**RECORDED DATA**.
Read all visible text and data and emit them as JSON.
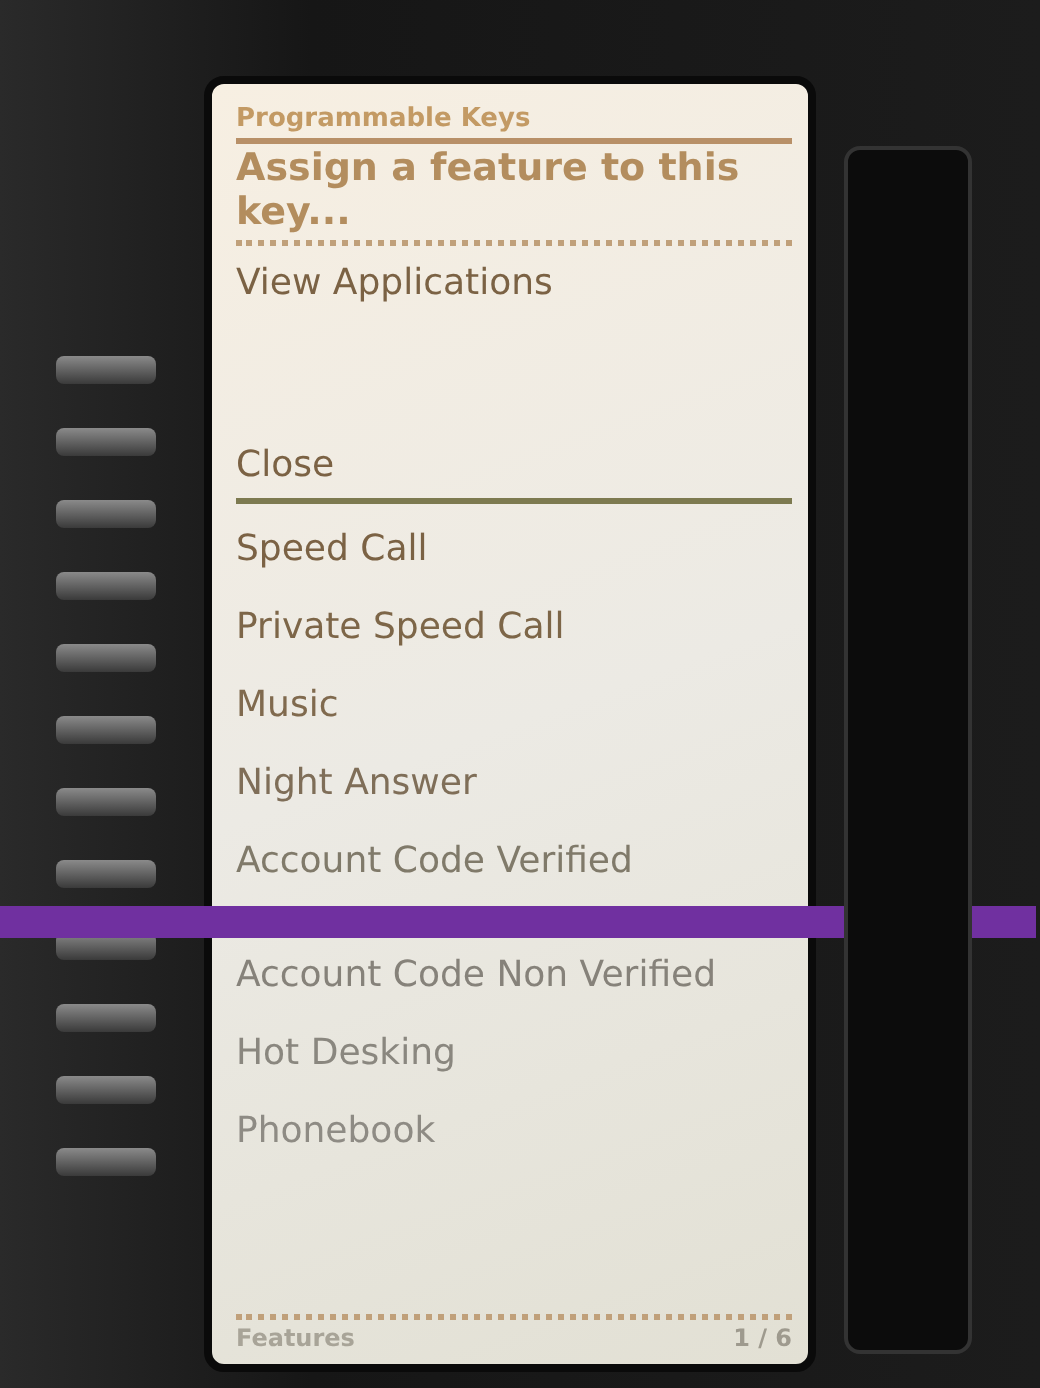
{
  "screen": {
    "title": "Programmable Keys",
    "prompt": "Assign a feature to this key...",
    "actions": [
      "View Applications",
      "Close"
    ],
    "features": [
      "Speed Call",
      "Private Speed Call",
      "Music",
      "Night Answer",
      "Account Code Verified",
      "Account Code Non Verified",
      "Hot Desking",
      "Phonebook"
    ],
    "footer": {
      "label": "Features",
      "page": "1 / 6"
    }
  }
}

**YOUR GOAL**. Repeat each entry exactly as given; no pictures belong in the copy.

**YOUR SOLUTION**.
Read all visible text and data and emit them as JSON.
{
  "screen": {
    "title": "Programmable Keys",
    "prompt": "Assign a feature to this key...",
    "actions": [
      "View Applications",
      "Close"
    ],
    "features": [
      "Speed Call",
      "Private Speed Call",
      "Music",
      "Night Answer",
      "Account Code Verified",
      "Account Code Non Verified",
      "Hot Desking",
      "Phonebook"
    ],
    "footer": {
      "label": "Features",
      "page": "1 / 6"
    }
  }
}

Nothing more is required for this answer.